NEW DELHI - India on Thursday (March 26) announced a 1.7 trillion rupee (S$32.3 billion) financial package, comprising of direct cash transfers and free food, to help the nation’s poor weather the downturn amid the global Covid-19 pandemic.
While the government’s focus on the poor found support, economists and right-to-food activists assessed that it would not be enough in a country where more than half the population of 1.35 billion are poor.
Many said the government would need to follow up with further relief.
The package worked out to a little less than one per cent of gross domestic product (GDP), far less than what many other countries had announced, including Singapore which outlined a package amounting to almost 11 per cent of GDP on Thursday.
“A package is ready for the poor who need immediate help like migrant workers and urban and rural poor. No one will go hungry,” said Nirmala Sitharaman, India’s Finance Minister.
Among other things, she announced that 800 million people would be eligible for five kgs of free wheat or rice and one kg of free pulses per month for three months. Poor farmers will also receive 2,000 rupees, other beneficiaries will get free gas cylinders and health care workers will enjoy medical insurance of up to 5 million rupees.
India went into lockdown from Tuesday midnight to prevent the further spread of Covid-19. The populous South Asian country has witnessed a spike in patients with over 649 cases and 13 deaths.
The government is hoping to break the chain of transmission by keeping people indoors although there is widespread concern that not enough testing is being done.
The complete cessation of economic activity is hitting the poor the hardest. Daily wage labourers have lost their jobs with thousands trekking across different parts of the country in a desperate bid to reach home. Some have been left stranded after train and inter-state bus services were suspended.
“The good thing is the free food. It is a very important and necessary measure,” Prof Jayati Ghosh, a development economist and professor at the Jawaharlal Nehru University, said in response to the government’s financial package.
“This is the biggest attack on livelihood that I have seen coming from the demand and supply side. Over 50 per cent of the population have no means of earning an income for the foreseeable future. How are they to survive?”
Thursday’s package supplements handouts by different state governments. The northern state of Uttar Pradesh has announced cash handouts of 1,000 rupees per month for daily wage earners while Punjab is giving 3,000 rupees to every registered construction worker in the northern state.

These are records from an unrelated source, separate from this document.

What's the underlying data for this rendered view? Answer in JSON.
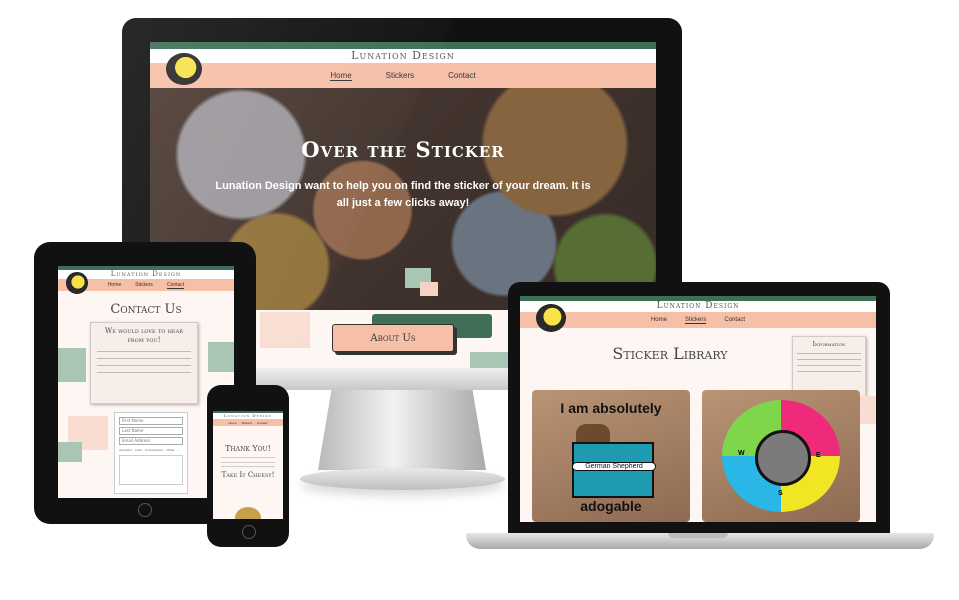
{
  "colors": {
    "brand_green": "#3f6f57",
    "brand_peach": "#f6bfa8",
    "page_bg": "#fdf6f3"
  },
  "site": {
    "title": "Lunation Design",
    "nav": [
      "Home",
      "Stickers",
      "Contact"
    ]
  },
  "desktop": {
    "active_nav": "Home",
    "hero_title": "Over the Sticker",
    "hero_text": "Lunation Design want to help you on find the sticker of your dream. It is all just a few clicks away!",
    "about_button": "About Us"
  },
  "tablet": {
    "active_nav": "Contact",
    "page_title": "Contact Us",
    "card_title": "We would love to hear from you!",
    "form_placeholders": [
      "First Name",
      "Last Name",
      "Email Address"
    ],
    "form_options": [
      "Question",
      "Idea",
      "Commission",
      "Other"
    ]
  },
  "laptop": {
    "active_nav": "Stickers",
    "page_title": "Sticker Library",
    "info_title": "Information",
    "sticker_1_top": "I am absolutely",
    "sticker_1_banner": "German Shepherd",
    "sticker_1_bottom": "adogable",
    "compass_letters": [
      "W",
      "E",
      "S"
    ]
  },
  "phone": {
    "thank_title": "Thank You!",
    "cheesy_title": "Take It Cheesy!"
  },
  "icons": [
    "logo-icon",
    "home-button-icon"
  ]
}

“It’s very uncharted territory. To be fair to the government anything it would have announced would have not been enough. Unless they went the developed country route of allotting 10 per cent of GDP,” said Prof Amit Basole, Associate Professor at Azim Premji University.
“The question is how is the money going to get to the beneficiaries. One of the things to consider is you don't want crowds in the banks.”
The announcement of the financial package raised demands for an economic stimulus package for industry and this is expected in the coming days.
“The entire package is expected to alleviate the difficulties currently being faced by the poor and the distressed. However, the government could be more aggressive in its spending with an overall fiscal stimulus at 2.5 to 3 per cent of GDP if the disruptions continue for the next 3 months,” said Mr Chandrajit Banerjee, Director General, Confederation of Indian Industry.
A stimulus package of that magnitude would amount to about 4.2 trillion rupees.